"Canadian football has made big strides, but we didn't even have spring ball back then. I went to a (Queen's football) reunion and most of the guys are doctors, principals, superintendents or lawyers. You can't say that about most college teams (in the United States). It's a different animal."

Schad figures Watkins will be "10 times more prepared" than he was for the NFL.
Twenty-five years ago, Schad watched the draft in Toronto with his agent, Gil Scott. When the Rams took him, he phoned home to Belleville to tell his parents, Helmet and Ursula, the good news.

"I remember it very vividly. It was very exciting. I had to pack a suitcase for him and bring it down to Toronto because he was flying right (to Los Angeles)," said the friendly Ursula, a proud mother of three and grandmother of seven (Mike and his wife, Christina, have two kids - Kali, 5, and Colt, 3).

"I was a bit late and I remember sitting on the highway looking at the clock and being a bit worried (she wouldn't make it). They were waiting for the suitcase and then they had to take off."

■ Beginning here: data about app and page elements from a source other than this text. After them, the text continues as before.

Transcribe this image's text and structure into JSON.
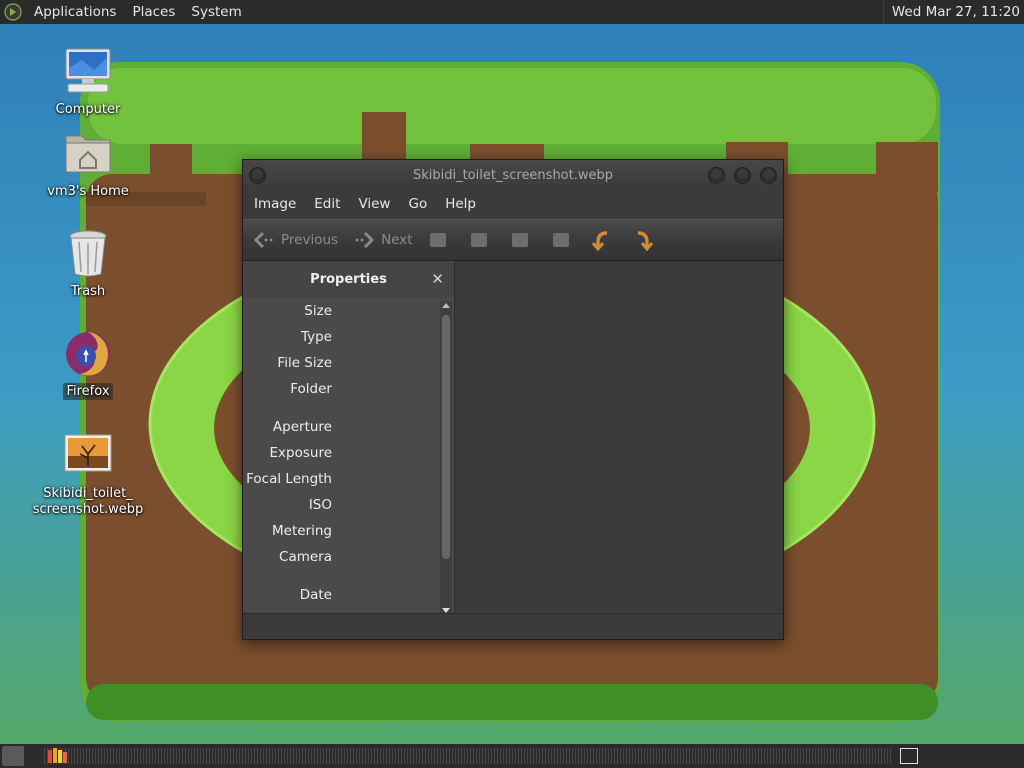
{
  "colors": {
    "panel": "#2b2b2b",
    "window_bg": "#3b3b3b",
    "sidepane_bg": "#4a4a4a",
    "sky": "#3a93c8",
    "grass": "#6dbb3b",
    "dirt": "#7b4f2e",
    "ring": "#8ad64a"
  },
  "top_panel": {
    "menus": [
      "Applications",
      "Places",
      "System"
    ],
    "clock": "Wed Mar 27, 11:20"
  },
  "desktop": {
    "icons": [
      {
        "label": "Computer",
        "icon": "computer-icon"
      },
      {
        "label": "vm3's Home",
        "icon": "home-folder-icon"
      },
      {
        "label": "Trash",
        "icon": "trash-icon"
      },
      {
        "label": "Firefox",
        "icon": "firefox-icon"
      },
      {
        "label": "Skibidi_toilet_\nscreenshot.webp",
        "label_line1": "Skibidi_toilet_",
        "label_line2": "screenshot.webp",
        "icon": "image-file-icon"
      }
    ]
  },
  "window": {
    "title": "Skibidi_toilet_screenshot.webp",
    "menus": [
      "Image",
      "Edit",
      "View",
      "Go",
      "Help"
    ],
    "toolbar": {
      "previous_label": "Previous",
      "next_label": "Next",
      "icons": [
        "zoom-in-icon",
        "zoom-out-icon",
        "normal-size-icon",
        "best-fit-icon",
        "rotate-left-icon",
        "rotate-right-icon"
      ]
    },
    "sidebar": {
      "title": "Properties",
      "properties": [
        "Size",
        "Type",
        "File Size",
        "Folder",
        "Aperture",
        "Exposure",
        "Focal Length",
        "ISO",
        "Metering",
        "Camera",
        "Date"
      ]
    }
  }
}
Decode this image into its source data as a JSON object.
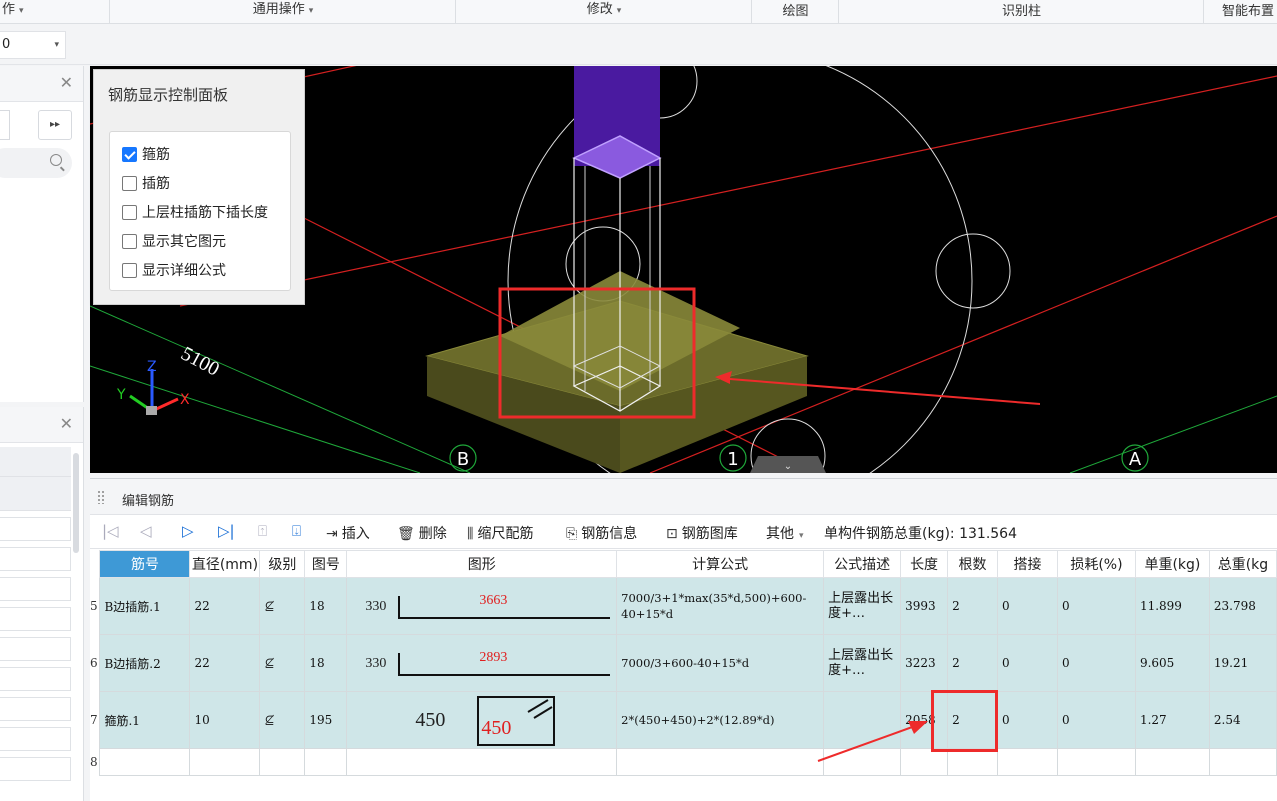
{
  "ribbon": {
    "groups": [
      {
        "label": "作",
        "caret": "▾"
      },
      {
        "label": "通用操作",
        "caret": "▾"
      },
      {
        "label": "修改",
        "caret": "▾"
      },
      {
        "label": "绘图",
        "caret": ""
      },
      {
        "label": "识别柱",
        "caret": ""
      },
      {
        "label": "智能布置",
        "caret": ""
      }
    ]
  },
  "subbar": {
    "zoom_value": "0"
  },
  "left_panel_top": {
    "expand_btn": "▸▸"
  },
  "control_panel": {
    "title": "钢筋显示控制面板",
    "options": [
      {
        "label": "箍筋",
        "checked": true
      },
      {
        "label": "插筋",
        "checked": false
      },
      {
        "label": "上层柱插筋下插长度",
        "checked": false
      },
      {
        "label": "显示其它图元",
        "checked": false
      },
      {
        "label": "显示详细公式",
        "checked": false
      }
    ]
  },
  "viewport": {
    "dim_label": "5100",
    "axis_x": "X",
    "axis_y": "Y",
    "axis_z": "Z",
    "grid_labels": [
      "B",
      "1",
      "A"
    ]
  },
  "edit_panel": {
    "title": "编辑钢筋",
    "tools": {
      "insert": "插入",
      "delete": "删除",
      "scale_rebar": "缩尺配筋",
      "rebar_info": "钢筋信息",
      "rebar_library": "钢筋图库",
      "other": "其他",
      "total_weight_label": "单构件钢筋总重(kg):",
      "total_weight_value": "131.564"
    },
    "columns": [
      "筋号",
      "直径(mm)",
      "级别",
      "图号",
      "图形",
      "计算公式",
      "公式描述",
      "长度",
      "根数",
      "搭接",
      "损耗(%)",
      "单重(kg)",
      "总重(kg"
    ],
    "rows": [
      {
        "num": "5",
        "name": "B边插筋.1",
        "diameter": "22",
        "grade": "⊈",
        "fig": "18",
        "shape_left": "330",
        "shape_red": "3663",
        "formula": "7000/3+1*max(35*d,500)+600-40+15*d",
        "desc": "上层露出长度+…",
        "length": "3993",
        "count": "2",
        "lap": "0",
        "loss": "0",
        "unit_w": "11.899",
        "total_w": "23.798"
      },
      {
        "num": "6",
        "name": "B边插筋.2",
        "diameter": "22",
        "grade": "⊈",
        "fig": "18",
        "shape_left": "330",
        "shape_red": "2893",
        "formula": "7000/3+600-40+15*d",
        "desc": "上层露出长度+…",
        "length": "3223",
        "count": "2",
        "lap": "0",
        "loss": "0",
        "unit_w": "9.605",
        "total_w": "19.21"
      },
      {
        "num": "7",
        "name": "箍筋.1",
        "diameter": "10",
        "grade": "⊈",
        "fig": "195",
        "shape_left": "450",
        "shape_red": "450",
        "formula": "2*(450+450)+2*(12.89*d)",
        "desc": "",
        "length": "2058",
        "count": "2",
        "lap": "0",
        "loss": "0",
        "unit_w": "1.27",
        "total_w": "2.54"
      }
    ],
    "empty_row_num": "8"
  },
  "colors": {
    "accent": "#3e99d6",
    "row_bg": "#cfe6e8",
    "highlight": "#ee2b2b"
  }
}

Added Mike: "My whole life, I didn't even own a car. The only things I had were the suitcase my parents brought for me, my equipment bag from Queen's, a gym bag and a student loan. At Queen's, someone stole my bike. I had nothing."
Apart from the financial improvement (Schad's first contract was a reported US $1.3 million over four years), things didn't get much easier in Hollywood. The day after the draft, the headline in the Los Angeles Herald Examiner was 'A day of hype, hope and who?'
Staff reporter John Czarnecki wrote: "(The Rams) found (quarterback) Dieter Brock a real-life Canadian bodyguard (who's next Wayne Gretzky?)."

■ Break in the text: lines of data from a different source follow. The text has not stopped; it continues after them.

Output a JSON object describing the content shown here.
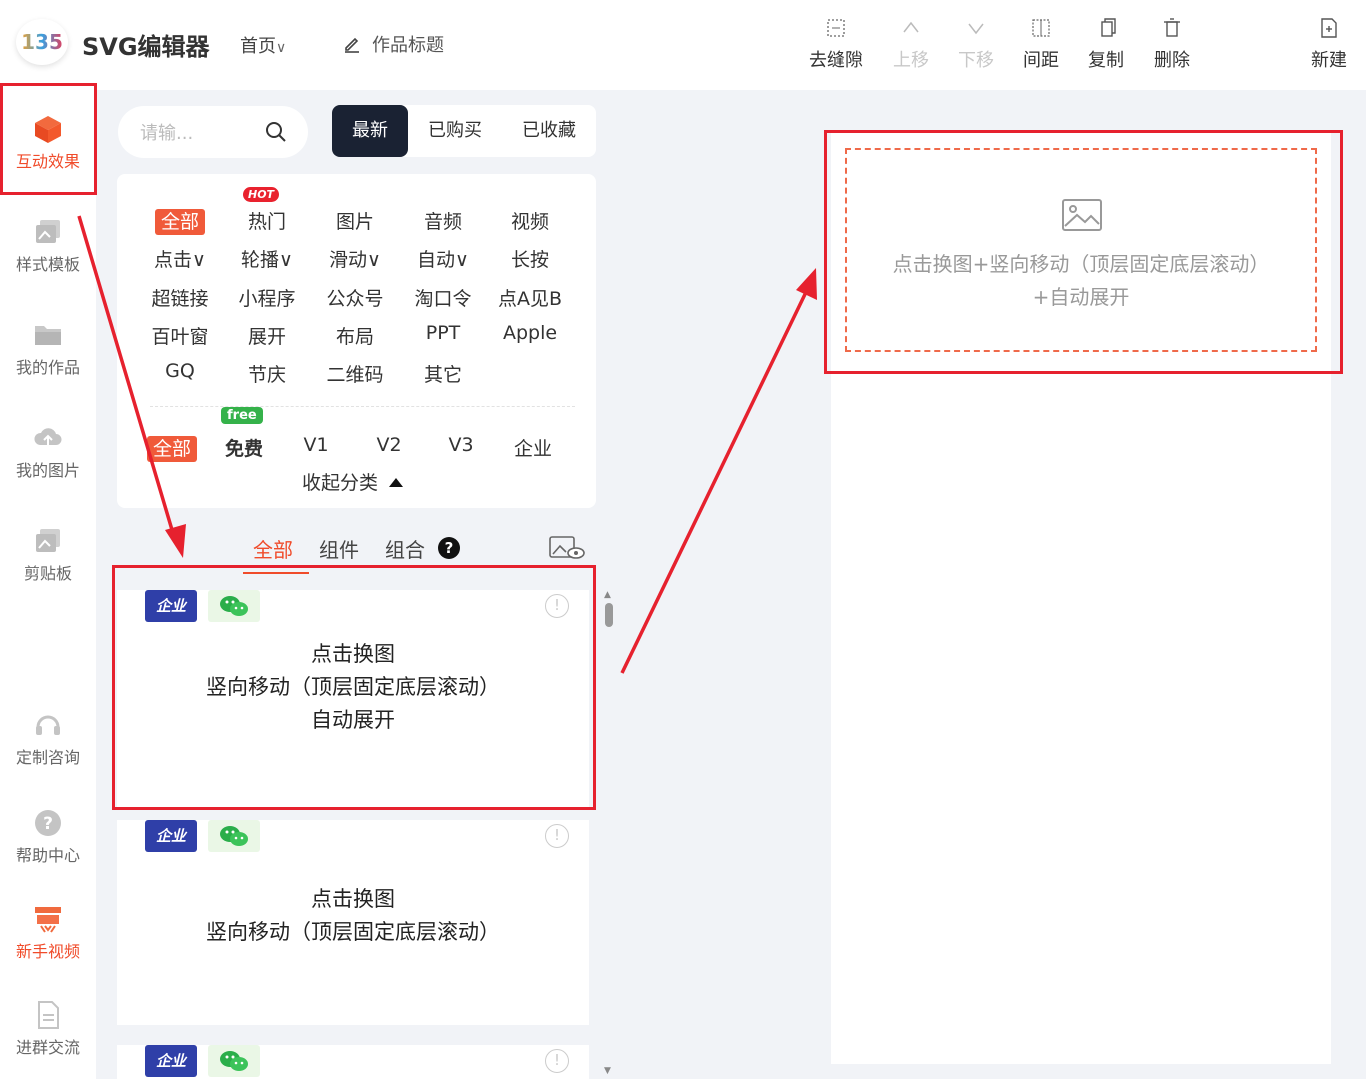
{
  "header": {
    "logo_mark": "135",
    "logo_text": "SVG编辑器",
    "home_label": "首页",
    "title_label": "作品标题",
    "tools": [
      {
        "label": "去缝隙",
        "icon": "gap-icon",
        "disabled": false
      },
      {
        "label": "上移",
        "icon": "chevron-up-icon",
        "disabled": true
      },
      {
        "label": "下移",
        "icon": "chevron-down-icon",
        "disabled": true
      },
      {
        "label": "间距",
        "icon": "spacing-icon",
        "disabled": false
      },
      {
        "label": "复制",
        "icon": "copy-icon",
        "disabled": false
      },
      {
        "label": "删除",
        "icon": "trash-icon",
        "disabled": false
      },
      {
        "label": "新建",
        "icon": "new-file-icon",
        "disabled": false
      }
    ]
  },
  "rail": {
    "items": [
      {
        "label": "互动效果",
        "icon": "cube-icon",
        "active": true
      },
      {
        "label": "样式模板",
        "icon": "template-icon",
        "active": false
      },
      {
        "label": "我的作品",
        "icon": "folder-icon",
        "active": false
      },
      {
        "label": "我的图片",
        "icon": "cloud-icon",
        "active": false
      },
      {
        "label": "剪贴板",
        "icon": "clipboard-icon",
        "active": false
      },
      {
        "label": "定制咨询",
        "icon": "headset-icon",
        "active": false
      },
      {
        "label": "帮助中心",
        "icon": "help-icon",
        "active": false
      },
      {
        "label": "新手视频",
        "icon": "video-icon",
        "active": false
      },
      {
        "label": "进群交流",
        "icon": "document-icon",
        "active": false
      }
    ]
  },
  "search": {
    "placeholder": "请输..."
  },
  "segments": [
    "最新",
    "已购买",
    "已收藏"
  ],
  "categories": {
    "rows": [
      [
        "全部",
        "热门",
        "图片",
        "音频",
        "视频"
      ],
      [
        "点击∨",
        "轮播∨",
        "滑动∨",
        "自动∨",
        "长按"
      ],
      [
        "超链接",
        "小程序",
        "公众号",
        "淘口令",
        "点A见B"
      ],
      [
        "百叶窗",
        "展开",
        "布局",
        "PPT",
        "Apple"
      ],
      [
        "GQ",
        "节庆",
        "二维码",
        "其它"
      ]
    ],
    "hot_badge": "HOT",
    "tier_row": [
      "全部",
      "免费",
      "V1",
      "V2",
      "V3",
      "企业"
    ],
    "free_badge": "free",
    "collapse_label": "收起分类"
  },
  "sub_tabs": [
    "全部",
    "组件",
    "组合"
  ],
  "cards": [
    {
      "badge_enterprise": "企业",
      "lines": [
        "点击换图",
        "竖向移动（顶层固定底层滚动）",
        "自动展开"
      ]
    },
    {
      "badge_enterprise": "企业",
      "lines": [
        "点击换图",
        "竖向移动（顶层固定底层滚动）"
      ]
    },
    {
      "badge_enterprise": "企业",
      "lines": []
    }
  ],
  "canvas": {
    "placeholder_lines": [
      "点击换图+竖向移动（顶层固定底层滚动）",
      "+自动展开"
    ]
  },
  "colors": {
    "accent": "#f04b2a",
    "annotation": "#e6212e",
    "dark": "#1a2233"
  }
}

The learning curve on the field was steep, too.

"I don't know why they drafted me," Schad said. "They had five Pro Bowlers on the line and Eric Dickerson running the ball. They drafted (two-time Pro Bowl offensive lineman) Tom Newberry in the second round. He was a better football player than I was."
However, after three years of limited playing time and injury woes with the Rams, things improved dramatically when then Eagles head coach Buddy Ryan signed Schad in 1989.

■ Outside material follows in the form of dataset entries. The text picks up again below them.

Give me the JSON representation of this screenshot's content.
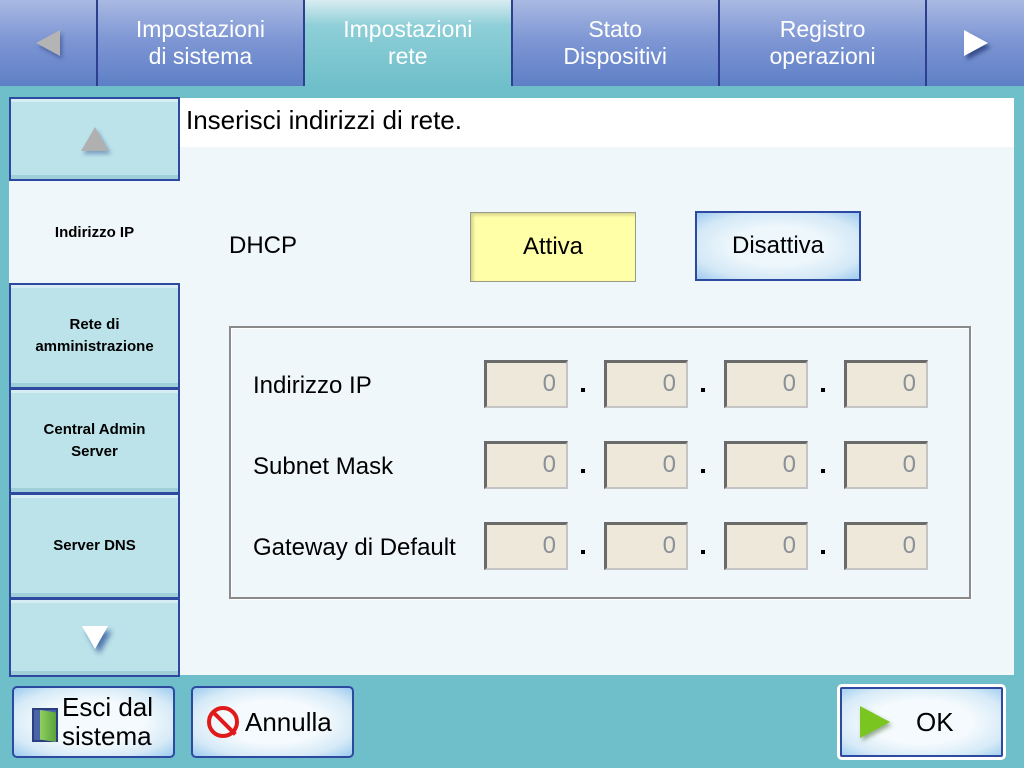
{
  "tabs": {
    "prev_icon": "triangle-left-icon",
    "next_icon": "triangle-right-icon",
    "items": [
      {
        "label": "Impostazioni\ndi sistema",
        "active": false
      },
      {
        "label": "Impostazioni\nrete",
        "active": true
      },
      {
        "label": "Stato\nDispositivi",
        "active": false
      },
      {
        "label": "Registro\noperazioni",
        "active": false
      }
    ]
  },
  "sidebar": {
    "up_icon": "triangle-up-icon",
    "down_icon": "triangle-down-icon",
    "items": [
      {
        "label": "Indirizzo IP",
        "active": true
      },
      {
        "label": "Rete di\namministrazione",
        "active": false
      },
      {
        "label": "Central Admin\nServer",
        "active": false
      },
      {
        "label": "Server DNS",
        "active": false
      }
    ]
  },
  "main": {
    "instruction": "Inserisci indirizzi di rete.",
    "dhcp": {
      "label": "DHCP",
      "on_label": "Attiva",
      "off_label": "Disattiva",
      "selected": "Attiva"
    },
    "fields": [
      {
        "label": "Indirizzo IP",
        "octets": [
          "0",
          "0",
          "0",
          "0"
        ]
      },
      {
        "label": "Subnet Mask",
        "octets": [
          "0",
          "0",
          "0",
          "0"
        ]
      },
      {
        "label": "Gateway di Default",
        "octets": [
          "0",
          "0",
          "0",
          "0"
        ]
      }
    ],
    "separator": "."
  },
  "footer": {
    "exit_label_line1": "Esci dal",
    "exit_label_line2": "sistema",
    "exit_icon": "door-exit-icon",
    "cancel_label": "Annulla",
    "cancel_icon": "no-entry-icon",
    "ok_label": "OK",
    "ok_icon": "play-arrow-icon"
  },
  "colors": {
    "background": "#6fbfca",
    "tab_inactive": "#7f97d4",
    "tab_active": "#6fbfca",
    "border_blue": "#2d4aa0",
    "dhcp_selected": "#ffffa8",
    "field_bg": "#ede8da"
  }
}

"I played five pre-season games, 16 (regular season) games and one playoff game (in 1989). I felt like I really accomplished something," Schad said.

Schad played four full seasons with the Eagles, earning one Sports Illustrated All-Star nomination, before injuries caught up to him.
He signed with the Cleveland Browns, but never played a game. Schad then came to the Canadian Football League for a season with the Ottawa Rough Riders before retiring.

"Two knee surgeries, a fractured back, three bicep ruptures. That's a career," said Schad, who played 62 NFL games, when making his retirement decision in 1996.

Schad earned close to $700,000 in his best year, which is chump change compared to what last year's 23rd overall pick is making (Green Bay offensive lineman Bryan Bulaga signed a five-year deal worth a reported $14.75 million before playing a down).
However, you won't find Schad complaining. Upon retirement, Schad attended teacher's college at Queen's, doing a placement at Loyalist Collegiate in Kingston.

Schad then returned to Philadelphia to do his Masters and coach linemen at Temple University. In Philly, he met his wife and eventually settled in a suburb in New Jersey, just a 25-minute drive from the City of Brotherly Love.
"I go to two or three Eagles games a year, eat chicken wings and drink beer," said Schad, who also has helped out at some Eagles youth camps.

Schad, who hopes to meet Watkins, believes the B.C. boy is in for a treat.
"They're incredible fans. They love their football," Schad said. "When he gets here, people are going to recognize him and want to buy him dinner or lunch. He'll get some promos, get a car deal, that's what happens."
Schad lived that dream and is grateful for the experience.
But there is no place like home. Schad was back in the Quinte region for Easter last week and also came to Kingston late last year for former Queen's teammate Bob Wright's funeral.
His ties to these parts remain tight.

"I wouldn't trade it for the world," Schad said. "I'm very happy with where it all started out. I was a Belleville-Hastings-Prince Edward County boy. I'd never tell my kids to go far away from home (for university). It's so easy to be close by and have all that support."